| By Daniel Kresh

Most anyone who has ever played a tennis match has some appreciation for how mentally challenging this sport can be in addition to the physical aspect of the game. One mistake, at an inopportune time, can turn a match around 180-degrees. If maintaining focus is difficult (hint: it is!), then regaining it after a lull is even tougher. Just like any other part of your game, focus can be practiced and understanding that a switch in tactics can allow you to hang on and can keep you competitive in matches that might be slipping away. The bad news is there’s no one surefire way to get out of a slump, but the fantastic news is the best way to get better at reversing poor play is by experimenting and finding what works for you.

When things are not going your way in a match, it is important to keep your head up, literally and figuratively. Poor body language will only exacerbate problems and give more confidence to your opponents. Ironically the first place to “look” when things go south is your feet, tennis shots are complicated, but they are hit from the ground up and sometimes subtle errors in footwork go unnoticed and players wonder why their consistency is all of a sudden eluding them. I like to suggest using mantras or phrases to repeat in your head. Some options that have worked for me include: On your toes, eyes on the ball, happy feet, quick steps, always be closing, move forward, stand your ground, one more shot). Not only can they remind you of the simple things, but they can help you switch gears mentally, repeating a short phrase over and over in your mind can help reduce the over thinking we all get plagued on court.

There’s a famous quote by Albert Einstein on insanity, defining it as “Doing the same thing over and over again and expecting different results.” This applies to tennis. If your out wide serve in the deuce court isn’t as effective as usual, maybe you should hit more serves into the body or down the T. Another option is to take pace of your first serve and improve your percentage.

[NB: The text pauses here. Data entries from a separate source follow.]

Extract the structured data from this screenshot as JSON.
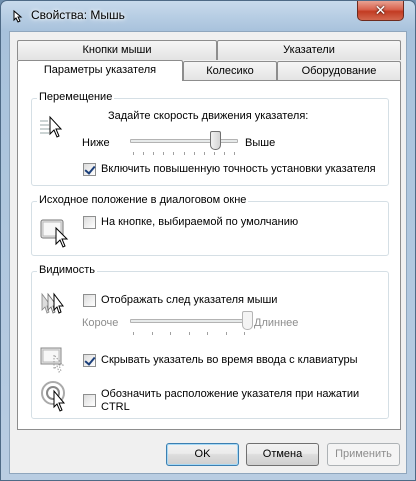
{
  "window": {
    "title": "Свойства: Мышь",
    "close_glyph": "✕"
  },
  "tabs_row_back": [
    {
      "label": "Кнопки мыши"
    },
    {
      "label": "Указатели"
    }
  ],
  "tabs_row_front": [
    {
      "label": "Параметры указателя",
      "active": true
    },
    {
      "label": "Колесико"
    },
    {
      "label": "Оборудование"
    }
  ],
  "motion": {
    "title": "Перемещение",
    "speed_label": "Задайте скорость движения указателя:",
    "slow_label": "Ниже",
    "fast_label": "Выше",
    "speed_level": 0.8,
    "precision_label": "Включить повышенную точность установки указателя",
    "precision_checked": true,
    "icon": "pointer-speed-icon"
  },
  "snap": {
    "title": "Исходное положение в диалоговом окне",
    "snap_label": "На кнопке, выбираемой по умолчанию",
    "snap_checked": false,
    "icon": "snap-to-button-icon"
  },
  "visibility": {
    "title": "Видимость",
    "trails_label": "Отображать след указателя мыши",
    "trails_checked": false,
    "short_label": "Короче",
    "long_label": "Длиннее",
    "trails_level": 1.0,
    "hide_label": "Скрывать указатель во время ввода с клавиатуры",
    "hide_checked": true,
    "ctrl_label_line1": "Обозначить расположение указателя при нажатии",
    "ctrl_label_line2": "CTRL",
    "ctrl_checked": false,
    "icons": [
      "pointer-trails-icon",
      "hide-while-typing-icon",
      "ctrl-locate-icon"
    ]
  },
  "buttons": {
    "ok": "OK",
    "cancel": "Отмена",
    "apply": "Применить"
  }
}
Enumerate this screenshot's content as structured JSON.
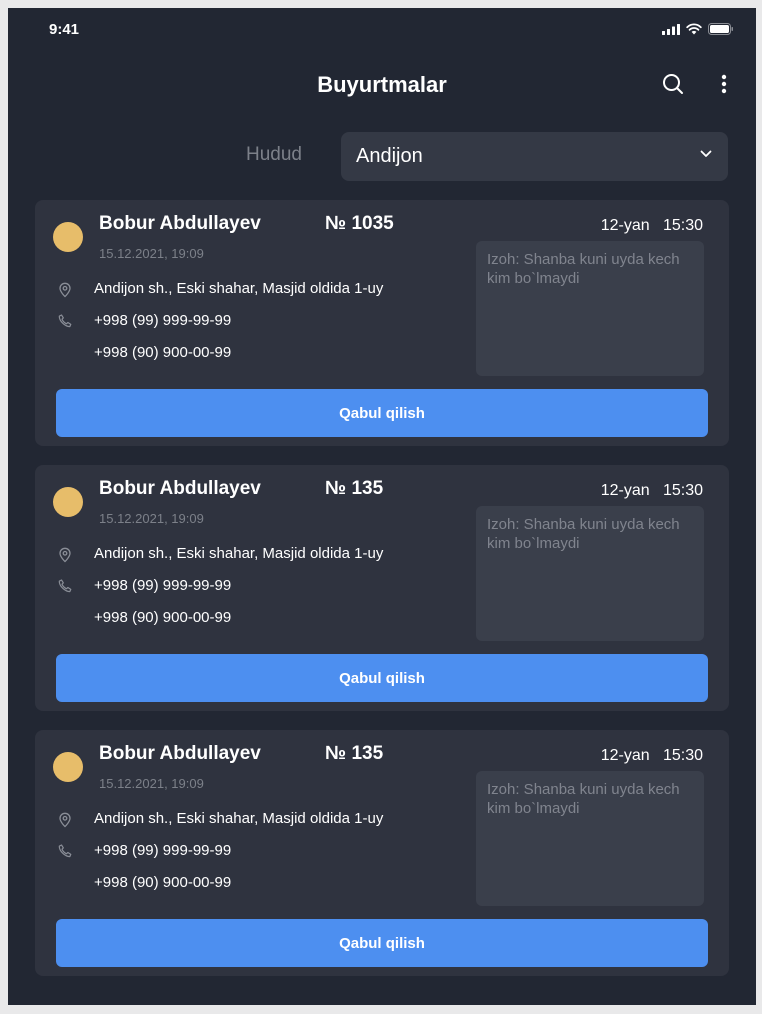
{
  "status_bar": {
    "time": "9:41"
  },
  "header": {
    "title": "Buyurtmalar",
    "search_icon": "search-icon",
    "more_icon": "more-vertical-icon"
  },
  "filter": {
    "label": "Hudud",
    "selected": "Andijon"
  },
  "orders": [
    {
      "customer": "Bobur Abdullayev",
      "number": "№ 1035",
      "date": "12-yan",
      "time": "15:30",
      "created": "15.12.2021, 19:09",
      "address": "Andijon sh., Eski shahar, Masjid oldida 1-uy",
      "phone1": "+998 (99) 999-99-99",
      "phone2": "+998 (90) 900-00-99",
      "note": "Izoh: Shanba kuni uyda kech kim bo`lmaydi",
      "button": "Qabul qilish"
    },
    {
      "customer": "Bobur Abdullayev",
      "number": "№ 135",
      "date": "12-yan",
      "time": "15:30",
      "created": "15.12.2021, 19:09",
      "address": "Andijon sh., Eski shahar, Masjid oldida 1-uy",
      "phone1": "+998 (99) 999-99-99",
      "phone2": "+998 (90) 900-00-99",
      "note": "Izoh: Shanba kuni uyda kech kim bo`lmaydi",
      "button": "Qabul qilish"
    },
    {
      "customer": "Bobur Abdullayev",
      "number": "№ 135",
      "date": "12-yan",
      "time": "15:30",
      "created": "15.12.2021, 19:09",
      "address": "Andijon sh., Eski shahar, Masjid oldida 1-uy",
      "phone1": "+998 (99) 999-99-99",
      "phone2": "+998 (90) 900-00-99",
      "note": "Izoh: Shanba kuni uyda kech kim bo`lmaydi",
      "button": "Qabul qilish"
    }
  ],
  "colors": {
    "background": "#222733",
    "card": "#2f333f",
    "accent": "#4d8ff0",
    "avatar": "#e7bd6a"
  }
}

Many times, the first response a player might have when a shot is off is to keep going for it. That strategy is good for practice, but mid-match you may just have to go with Plan B.

I am hard-pressed to think of examples where stubbornly staying the course has turned matches around for players … it’s just not likely to happen. Having a second game plan can be imperative, altering your pace or style can make it very difficult for your opponent(s) to maintain the momentum your less than stellar play has allowed them to build up. Sometimes, a change can be as simple as a change of clothing, a fresh shirt, hat or sweatband could actually be enough to regain focus. In new clothes, it may be easier to execute a new game plan, again everyone’s different, but some players can benefit greatly from something this simple, so why not try it?

It is never fun to lose, however, every loss has an opportunity for learning in there somewhere. If you crumble and say “not today,” and go through the motions playing the same game that got you in a hole in the first place, you are not likely to have learned much of anything. If you try something else, whether it works or not, your ability to implement a new plan under pressure should at least make you feel like a tougher competitor and will ideally expand the comfortable patterns you have, thus effectively increasing the capacity of your proverbial “bag of tricks.”
As a young junior, I hated (as many do) to play counter punchers. I used to have a one-dimensional game with a strike first attitude, and when my forehand or serve let me down, or if my opponent dared to return a shot, my entire mental game could collapse in seconds. At that point in time, rather than trying to be more consistent, I stubbornly decided that I should just hit harder. This often resulted in more errors, and erratic play which is exactly what counterpunchers love to face. Over time, I realized that maybe this whole consistency thing was valuable and I learned how to counterpunch myself. I would not consider my current style of play to be that of a counterpuncher, working at it has added depth to my game and has made it easier to deal with counterpunchers across the net. This is just one example from my personal experiences, and the takeaway here is two-fold. If you don’t make a change in your game, you won’t likely make a change in the score. But if you try something different, even if you fail, you are more likely to gain useful information to implement in the future.

Some tips are as follows:

1. Put yourself in your opponents’ shoes. If you were in your opponent’s shoes, what shots would you not want to deal with? Make them hit those shots.

2. If someone is good on the stretch out wide (fast, tall or a combination of both), see how they are moving up and back or away from the ball. Try drawing them in, hitting down the middle to force them to create angles or keeping the ball low, particularly if they are tall.

3. When someone plays far behind the baseline, they are telling you they like more time … so move forward! They get extra time by increasing the distance between the two of you, if you move forward as they move back, this advantage shrinks and the often high deep balls these players tend to hit may be makeable volleys that put you on offense.

4. It can never hurt to try and play more consistently. Every shot you hit in gives your opponent an opportunity to miss. Any style of play needs some basis in consistency, so working on this is universally beneficial.

5. As I have said in other articles, there is a difference between losing a match and being beaten. Losing is demoralizing, but being beaten builds character and teaches lessons that will help you to beat other players and get beaten less. If a match isn’t going your way, work hard to make your opponent earn it by mixing things up!